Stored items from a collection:
#####

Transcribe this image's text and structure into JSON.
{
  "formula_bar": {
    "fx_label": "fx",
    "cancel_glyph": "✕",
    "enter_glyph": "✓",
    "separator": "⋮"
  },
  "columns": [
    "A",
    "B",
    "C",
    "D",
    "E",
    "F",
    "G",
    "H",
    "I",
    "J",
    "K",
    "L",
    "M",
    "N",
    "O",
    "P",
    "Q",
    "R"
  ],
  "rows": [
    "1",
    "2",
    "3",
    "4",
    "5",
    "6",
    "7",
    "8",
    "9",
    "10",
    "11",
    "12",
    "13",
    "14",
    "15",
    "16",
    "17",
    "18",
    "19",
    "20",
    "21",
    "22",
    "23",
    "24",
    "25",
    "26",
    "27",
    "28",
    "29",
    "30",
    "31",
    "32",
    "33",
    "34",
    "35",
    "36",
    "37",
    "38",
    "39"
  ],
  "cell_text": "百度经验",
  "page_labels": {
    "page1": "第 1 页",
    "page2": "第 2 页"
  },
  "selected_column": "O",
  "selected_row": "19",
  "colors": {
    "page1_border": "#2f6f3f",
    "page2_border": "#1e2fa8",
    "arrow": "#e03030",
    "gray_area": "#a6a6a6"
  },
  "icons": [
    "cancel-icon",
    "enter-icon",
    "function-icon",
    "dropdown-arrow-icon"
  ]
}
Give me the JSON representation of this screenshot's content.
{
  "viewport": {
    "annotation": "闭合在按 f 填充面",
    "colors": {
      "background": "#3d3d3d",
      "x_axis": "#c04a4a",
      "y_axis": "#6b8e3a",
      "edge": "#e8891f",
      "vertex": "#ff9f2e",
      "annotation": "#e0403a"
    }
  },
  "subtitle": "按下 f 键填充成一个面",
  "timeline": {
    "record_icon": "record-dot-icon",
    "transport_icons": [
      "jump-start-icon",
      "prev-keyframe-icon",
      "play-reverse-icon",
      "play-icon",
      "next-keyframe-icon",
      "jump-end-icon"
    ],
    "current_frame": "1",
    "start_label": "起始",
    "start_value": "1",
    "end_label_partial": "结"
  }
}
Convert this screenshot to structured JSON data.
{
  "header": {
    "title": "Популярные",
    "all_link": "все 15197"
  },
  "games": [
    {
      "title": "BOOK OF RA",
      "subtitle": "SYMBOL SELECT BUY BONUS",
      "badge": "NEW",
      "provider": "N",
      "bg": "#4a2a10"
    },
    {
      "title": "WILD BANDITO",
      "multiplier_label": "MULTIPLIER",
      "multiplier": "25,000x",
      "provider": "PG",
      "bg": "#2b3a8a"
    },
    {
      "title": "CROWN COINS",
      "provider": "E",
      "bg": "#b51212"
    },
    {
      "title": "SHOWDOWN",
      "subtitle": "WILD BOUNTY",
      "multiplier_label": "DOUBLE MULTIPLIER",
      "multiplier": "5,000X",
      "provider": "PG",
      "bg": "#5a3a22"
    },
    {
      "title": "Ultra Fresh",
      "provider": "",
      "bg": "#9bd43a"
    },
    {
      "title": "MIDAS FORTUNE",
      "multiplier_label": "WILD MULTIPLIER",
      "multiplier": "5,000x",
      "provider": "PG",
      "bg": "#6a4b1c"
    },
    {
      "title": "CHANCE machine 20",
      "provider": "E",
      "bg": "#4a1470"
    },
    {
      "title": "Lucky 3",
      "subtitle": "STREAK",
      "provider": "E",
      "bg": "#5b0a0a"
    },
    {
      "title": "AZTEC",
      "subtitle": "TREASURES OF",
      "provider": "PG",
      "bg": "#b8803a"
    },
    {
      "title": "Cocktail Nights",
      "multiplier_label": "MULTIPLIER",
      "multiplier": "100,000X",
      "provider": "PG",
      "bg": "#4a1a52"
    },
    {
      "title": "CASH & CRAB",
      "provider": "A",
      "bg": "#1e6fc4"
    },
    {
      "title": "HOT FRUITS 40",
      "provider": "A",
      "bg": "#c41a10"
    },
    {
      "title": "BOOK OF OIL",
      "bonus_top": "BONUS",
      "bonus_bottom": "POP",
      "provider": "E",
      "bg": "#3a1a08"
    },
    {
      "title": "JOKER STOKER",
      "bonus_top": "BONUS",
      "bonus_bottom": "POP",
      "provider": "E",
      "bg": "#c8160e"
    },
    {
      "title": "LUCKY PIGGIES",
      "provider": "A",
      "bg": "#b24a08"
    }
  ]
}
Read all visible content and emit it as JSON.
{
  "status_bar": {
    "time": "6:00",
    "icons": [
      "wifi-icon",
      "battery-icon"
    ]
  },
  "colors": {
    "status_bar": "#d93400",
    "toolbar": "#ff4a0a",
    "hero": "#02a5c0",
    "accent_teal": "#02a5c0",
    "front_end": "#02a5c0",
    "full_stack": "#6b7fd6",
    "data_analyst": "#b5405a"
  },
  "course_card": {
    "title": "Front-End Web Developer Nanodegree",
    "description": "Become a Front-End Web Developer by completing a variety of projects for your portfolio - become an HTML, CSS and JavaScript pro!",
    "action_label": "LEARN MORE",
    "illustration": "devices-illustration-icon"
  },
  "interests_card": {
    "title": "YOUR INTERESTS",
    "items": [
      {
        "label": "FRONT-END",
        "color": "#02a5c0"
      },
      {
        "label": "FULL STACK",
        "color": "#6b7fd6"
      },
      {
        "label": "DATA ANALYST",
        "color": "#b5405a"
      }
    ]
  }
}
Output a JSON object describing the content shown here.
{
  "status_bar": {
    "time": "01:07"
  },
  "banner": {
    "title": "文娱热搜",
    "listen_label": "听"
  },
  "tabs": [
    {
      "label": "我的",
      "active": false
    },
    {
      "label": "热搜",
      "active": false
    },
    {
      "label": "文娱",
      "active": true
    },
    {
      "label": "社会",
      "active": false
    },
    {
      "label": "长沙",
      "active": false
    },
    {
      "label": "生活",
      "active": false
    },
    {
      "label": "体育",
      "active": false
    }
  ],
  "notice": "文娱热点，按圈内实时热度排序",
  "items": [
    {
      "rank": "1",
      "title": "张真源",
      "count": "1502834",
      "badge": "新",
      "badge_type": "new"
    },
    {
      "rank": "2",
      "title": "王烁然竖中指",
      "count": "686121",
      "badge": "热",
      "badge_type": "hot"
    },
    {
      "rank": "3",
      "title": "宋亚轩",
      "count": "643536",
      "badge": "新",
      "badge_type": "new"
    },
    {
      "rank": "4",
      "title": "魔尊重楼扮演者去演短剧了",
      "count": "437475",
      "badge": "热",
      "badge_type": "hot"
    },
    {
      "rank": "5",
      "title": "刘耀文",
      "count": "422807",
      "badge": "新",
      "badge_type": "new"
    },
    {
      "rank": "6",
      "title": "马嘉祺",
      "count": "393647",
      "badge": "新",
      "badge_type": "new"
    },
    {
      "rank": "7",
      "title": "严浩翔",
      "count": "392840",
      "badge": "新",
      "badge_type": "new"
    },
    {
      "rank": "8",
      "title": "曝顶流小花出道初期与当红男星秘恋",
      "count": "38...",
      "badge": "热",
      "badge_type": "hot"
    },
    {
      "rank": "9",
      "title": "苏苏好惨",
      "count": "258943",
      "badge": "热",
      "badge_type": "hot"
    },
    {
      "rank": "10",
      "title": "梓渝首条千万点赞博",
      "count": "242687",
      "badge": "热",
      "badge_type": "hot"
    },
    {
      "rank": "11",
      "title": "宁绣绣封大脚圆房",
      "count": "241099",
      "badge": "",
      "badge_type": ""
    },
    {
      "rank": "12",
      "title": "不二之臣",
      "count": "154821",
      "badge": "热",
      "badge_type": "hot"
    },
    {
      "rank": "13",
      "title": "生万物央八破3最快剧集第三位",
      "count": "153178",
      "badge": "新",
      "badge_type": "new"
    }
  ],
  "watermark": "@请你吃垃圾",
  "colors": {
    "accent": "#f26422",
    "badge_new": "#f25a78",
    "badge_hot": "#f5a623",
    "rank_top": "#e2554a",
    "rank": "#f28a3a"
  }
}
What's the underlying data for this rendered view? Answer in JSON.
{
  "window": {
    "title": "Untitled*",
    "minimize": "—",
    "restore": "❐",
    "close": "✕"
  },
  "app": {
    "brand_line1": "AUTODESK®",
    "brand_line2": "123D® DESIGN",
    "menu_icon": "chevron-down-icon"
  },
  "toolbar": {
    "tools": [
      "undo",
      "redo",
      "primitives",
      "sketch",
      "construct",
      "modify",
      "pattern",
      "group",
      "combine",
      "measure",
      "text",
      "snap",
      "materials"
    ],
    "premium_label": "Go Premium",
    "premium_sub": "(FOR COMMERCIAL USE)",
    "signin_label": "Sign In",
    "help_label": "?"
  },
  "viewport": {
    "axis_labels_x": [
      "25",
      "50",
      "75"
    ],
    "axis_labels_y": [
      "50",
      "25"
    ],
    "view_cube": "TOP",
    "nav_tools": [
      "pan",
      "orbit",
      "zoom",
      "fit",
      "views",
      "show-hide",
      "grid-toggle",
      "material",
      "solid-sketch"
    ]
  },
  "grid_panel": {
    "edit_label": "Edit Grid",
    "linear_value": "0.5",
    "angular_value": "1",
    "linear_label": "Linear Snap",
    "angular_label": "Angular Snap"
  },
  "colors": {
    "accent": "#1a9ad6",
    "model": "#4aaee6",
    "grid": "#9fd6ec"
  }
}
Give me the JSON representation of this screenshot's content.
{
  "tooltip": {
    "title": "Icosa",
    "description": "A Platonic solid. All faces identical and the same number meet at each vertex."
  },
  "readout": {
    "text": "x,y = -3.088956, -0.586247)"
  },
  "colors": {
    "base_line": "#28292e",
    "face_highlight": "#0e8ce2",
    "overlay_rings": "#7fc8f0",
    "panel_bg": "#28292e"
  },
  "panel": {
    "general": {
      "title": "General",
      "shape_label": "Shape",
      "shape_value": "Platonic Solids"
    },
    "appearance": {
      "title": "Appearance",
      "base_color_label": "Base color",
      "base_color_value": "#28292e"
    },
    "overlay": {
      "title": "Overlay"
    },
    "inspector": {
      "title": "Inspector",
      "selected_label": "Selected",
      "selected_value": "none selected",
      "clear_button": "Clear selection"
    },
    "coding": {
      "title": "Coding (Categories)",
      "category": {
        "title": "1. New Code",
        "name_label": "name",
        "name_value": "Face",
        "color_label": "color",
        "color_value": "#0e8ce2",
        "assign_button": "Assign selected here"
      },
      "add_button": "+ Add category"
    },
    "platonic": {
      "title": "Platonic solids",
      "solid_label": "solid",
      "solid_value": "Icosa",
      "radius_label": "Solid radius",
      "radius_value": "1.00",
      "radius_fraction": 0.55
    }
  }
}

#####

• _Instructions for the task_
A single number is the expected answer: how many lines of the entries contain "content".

• _Solution below_
4